Why should you invest eight minutes of your life to hear an eye-witness account of the economy-deadening effects of communism  or its devastating impact on the human spirit?  Because fewer and fewer people in the United States have first-hand experience with communism.  For instance, students graduating from college this year were not even born during the cold war.  Some people are secretly tempted to admire communist countries. 

After all, China’s economy has been growing at about 9% per year for the last three decades.  The Planet Money podcast exposes the truth behind these figures with an interview with the farmer who started a capitalistic movement on the failing collective farms of China.

Eighteen farmers agreed to divide the collective land into family plots with the understanding that each farmer would have the right to keep the fruit of his individual plot.  If they had been caught in this anti-communist agreement they would have been killed.  Without this agreement to adjust the incentives to work, they likely would have starved to death.  Courageously, they all signed the document and it was concealed in a bamboo tube in the roof of a hut.

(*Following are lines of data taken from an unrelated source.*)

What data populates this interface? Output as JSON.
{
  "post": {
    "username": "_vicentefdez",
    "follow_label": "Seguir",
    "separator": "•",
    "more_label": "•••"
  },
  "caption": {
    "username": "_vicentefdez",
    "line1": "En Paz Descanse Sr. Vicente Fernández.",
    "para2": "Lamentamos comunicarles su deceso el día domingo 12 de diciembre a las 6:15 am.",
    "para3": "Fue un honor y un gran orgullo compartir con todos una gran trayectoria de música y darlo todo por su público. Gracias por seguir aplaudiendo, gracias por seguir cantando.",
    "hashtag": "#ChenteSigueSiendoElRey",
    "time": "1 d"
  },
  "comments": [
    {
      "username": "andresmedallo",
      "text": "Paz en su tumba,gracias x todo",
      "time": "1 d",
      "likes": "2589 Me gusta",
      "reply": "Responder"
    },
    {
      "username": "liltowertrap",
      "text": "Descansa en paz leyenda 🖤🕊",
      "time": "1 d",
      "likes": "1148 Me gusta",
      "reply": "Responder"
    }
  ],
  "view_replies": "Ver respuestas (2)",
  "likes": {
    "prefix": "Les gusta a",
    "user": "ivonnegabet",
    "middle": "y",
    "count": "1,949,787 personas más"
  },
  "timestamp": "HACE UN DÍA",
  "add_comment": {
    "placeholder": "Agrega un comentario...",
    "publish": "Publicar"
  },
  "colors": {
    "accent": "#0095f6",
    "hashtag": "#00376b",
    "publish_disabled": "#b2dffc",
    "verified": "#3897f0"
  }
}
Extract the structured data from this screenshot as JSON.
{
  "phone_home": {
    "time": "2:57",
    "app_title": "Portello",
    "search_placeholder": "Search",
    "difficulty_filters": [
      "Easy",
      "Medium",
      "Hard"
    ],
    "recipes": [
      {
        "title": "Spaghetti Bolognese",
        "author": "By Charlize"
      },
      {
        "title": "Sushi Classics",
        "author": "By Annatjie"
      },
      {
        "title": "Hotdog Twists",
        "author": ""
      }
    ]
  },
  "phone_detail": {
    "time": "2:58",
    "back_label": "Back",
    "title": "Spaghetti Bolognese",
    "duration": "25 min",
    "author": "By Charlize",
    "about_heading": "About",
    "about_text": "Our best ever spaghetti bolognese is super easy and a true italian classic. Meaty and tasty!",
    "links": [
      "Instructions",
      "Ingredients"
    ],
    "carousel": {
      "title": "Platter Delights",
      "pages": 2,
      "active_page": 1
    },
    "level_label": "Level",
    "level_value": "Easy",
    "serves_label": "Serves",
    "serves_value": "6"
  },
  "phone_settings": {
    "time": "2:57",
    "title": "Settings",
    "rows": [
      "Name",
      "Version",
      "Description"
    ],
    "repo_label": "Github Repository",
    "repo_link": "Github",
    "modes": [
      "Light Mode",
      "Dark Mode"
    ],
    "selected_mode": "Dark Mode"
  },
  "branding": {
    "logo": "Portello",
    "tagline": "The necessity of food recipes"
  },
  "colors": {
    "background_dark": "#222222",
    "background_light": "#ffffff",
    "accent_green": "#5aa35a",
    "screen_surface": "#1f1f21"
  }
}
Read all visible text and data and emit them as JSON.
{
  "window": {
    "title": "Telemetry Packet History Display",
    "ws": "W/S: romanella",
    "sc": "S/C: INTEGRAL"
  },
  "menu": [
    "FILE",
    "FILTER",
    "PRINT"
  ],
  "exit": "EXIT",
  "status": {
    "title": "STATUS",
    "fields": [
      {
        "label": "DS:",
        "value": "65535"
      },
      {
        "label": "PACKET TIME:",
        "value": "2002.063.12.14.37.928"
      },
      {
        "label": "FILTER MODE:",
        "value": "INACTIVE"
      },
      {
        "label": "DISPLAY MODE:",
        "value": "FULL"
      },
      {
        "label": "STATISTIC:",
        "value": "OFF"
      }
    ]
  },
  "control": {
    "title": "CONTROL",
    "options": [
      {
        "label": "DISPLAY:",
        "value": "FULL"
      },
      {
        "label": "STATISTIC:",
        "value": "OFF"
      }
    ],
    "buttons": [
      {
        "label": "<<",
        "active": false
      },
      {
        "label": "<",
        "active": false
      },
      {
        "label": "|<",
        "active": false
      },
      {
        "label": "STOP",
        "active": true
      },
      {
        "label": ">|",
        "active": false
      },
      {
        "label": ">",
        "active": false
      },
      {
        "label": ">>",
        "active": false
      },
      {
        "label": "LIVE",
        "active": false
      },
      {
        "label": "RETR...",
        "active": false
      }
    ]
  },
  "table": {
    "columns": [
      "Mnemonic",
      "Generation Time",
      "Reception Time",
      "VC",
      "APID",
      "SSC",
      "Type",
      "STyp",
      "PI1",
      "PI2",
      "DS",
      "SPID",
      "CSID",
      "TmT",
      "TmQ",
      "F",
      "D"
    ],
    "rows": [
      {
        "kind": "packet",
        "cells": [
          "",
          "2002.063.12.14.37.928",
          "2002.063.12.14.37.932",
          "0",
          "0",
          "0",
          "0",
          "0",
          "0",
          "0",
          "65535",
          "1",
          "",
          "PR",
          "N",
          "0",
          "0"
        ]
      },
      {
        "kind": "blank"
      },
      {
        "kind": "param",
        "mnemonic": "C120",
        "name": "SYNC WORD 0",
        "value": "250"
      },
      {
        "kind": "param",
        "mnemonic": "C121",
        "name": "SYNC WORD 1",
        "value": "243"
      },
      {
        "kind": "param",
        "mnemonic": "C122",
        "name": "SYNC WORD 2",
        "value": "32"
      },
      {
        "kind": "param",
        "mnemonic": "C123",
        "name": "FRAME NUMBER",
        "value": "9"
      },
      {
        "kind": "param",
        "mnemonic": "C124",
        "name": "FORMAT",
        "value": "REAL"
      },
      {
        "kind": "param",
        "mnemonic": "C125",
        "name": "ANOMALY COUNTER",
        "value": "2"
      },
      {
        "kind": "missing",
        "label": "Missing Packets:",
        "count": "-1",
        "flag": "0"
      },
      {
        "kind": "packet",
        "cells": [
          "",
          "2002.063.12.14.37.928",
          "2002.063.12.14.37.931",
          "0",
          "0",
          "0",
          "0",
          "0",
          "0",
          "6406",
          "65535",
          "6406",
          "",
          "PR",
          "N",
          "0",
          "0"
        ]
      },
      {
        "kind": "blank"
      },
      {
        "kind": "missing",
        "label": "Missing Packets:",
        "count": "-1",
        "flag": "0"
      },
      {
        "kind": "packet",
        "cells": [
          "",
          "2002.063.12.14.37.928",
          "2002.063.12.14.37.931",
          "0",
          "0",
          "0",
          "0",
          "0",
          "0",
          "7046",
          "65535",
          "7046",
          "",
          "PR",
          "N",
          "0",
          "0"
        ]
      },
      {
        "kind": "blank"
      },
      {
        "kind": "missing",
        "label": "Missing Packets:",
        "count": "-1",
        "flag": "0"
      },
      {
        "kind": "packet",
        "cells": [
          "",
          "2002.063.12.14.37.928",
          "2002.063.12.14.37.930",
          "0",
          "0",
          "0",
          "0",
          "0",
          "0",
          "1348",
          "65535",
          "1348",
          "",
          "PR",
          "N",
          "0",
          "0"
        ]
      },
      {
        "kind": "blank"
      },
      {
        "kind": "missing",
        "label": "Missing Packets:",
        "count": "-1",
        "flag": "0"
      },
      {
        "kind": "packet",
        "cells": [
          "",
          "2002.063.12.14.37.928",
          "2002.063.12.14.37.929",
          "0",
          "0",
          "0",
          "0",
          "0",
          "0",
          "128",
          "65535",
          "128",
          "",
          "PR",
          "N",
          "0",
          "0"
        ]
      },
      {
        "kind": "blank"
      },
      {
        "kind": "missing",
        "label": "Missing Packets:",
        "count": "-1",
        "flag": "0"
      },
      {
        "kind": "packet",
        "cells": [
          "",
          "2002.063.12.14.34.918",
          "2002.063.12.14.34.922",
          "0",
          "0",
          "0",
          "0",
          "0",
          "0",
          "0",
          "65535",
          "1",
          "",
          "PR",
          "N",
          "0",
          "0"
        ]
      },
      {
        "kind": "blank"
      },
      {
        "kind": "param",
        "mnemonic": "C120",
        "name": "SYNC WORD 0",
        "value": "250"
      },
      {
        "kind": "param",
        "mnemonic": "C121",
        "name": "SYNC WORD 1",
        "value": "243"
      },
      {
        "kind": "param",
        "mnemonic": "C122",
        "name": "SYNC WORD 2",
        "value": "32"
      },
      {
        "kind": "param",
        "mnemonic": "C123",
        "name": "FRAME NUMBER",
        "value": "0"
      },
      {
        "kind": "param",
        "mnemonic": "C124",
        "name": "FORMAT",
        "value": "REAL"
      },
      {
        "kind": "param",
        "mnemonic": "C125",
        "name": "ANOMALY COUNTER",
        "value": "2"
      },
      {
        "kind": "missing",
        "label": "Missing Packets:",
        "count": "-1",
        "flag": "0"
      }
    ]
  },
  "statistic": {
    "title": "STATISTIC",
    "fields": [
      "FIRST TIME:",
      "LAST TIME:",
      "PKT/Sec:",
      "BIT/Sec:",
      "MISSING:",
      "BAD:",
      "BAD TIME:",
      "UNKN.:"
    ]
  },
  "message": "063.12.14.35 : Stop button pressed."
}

What could not be concealed was the tremendous abundance of the next harvest.  The exact same farmers on the exact same plot of land produced more grain than the previous five years of combined.  Such is the impact of unleashing the incentive to work in a free market.  

Independent of any other moral failings associated with totalitarian communist governments, the lesson of history clearly shows that free markets release individuals to carry out the Creation Mandate.  Gentle reader, listen to this podcast or read the transcript.  Then, review it again with a friend so you both can be grateful for the freedoms of market economies.

Posted in Capitalism, Communism, Incentives | 1 Comment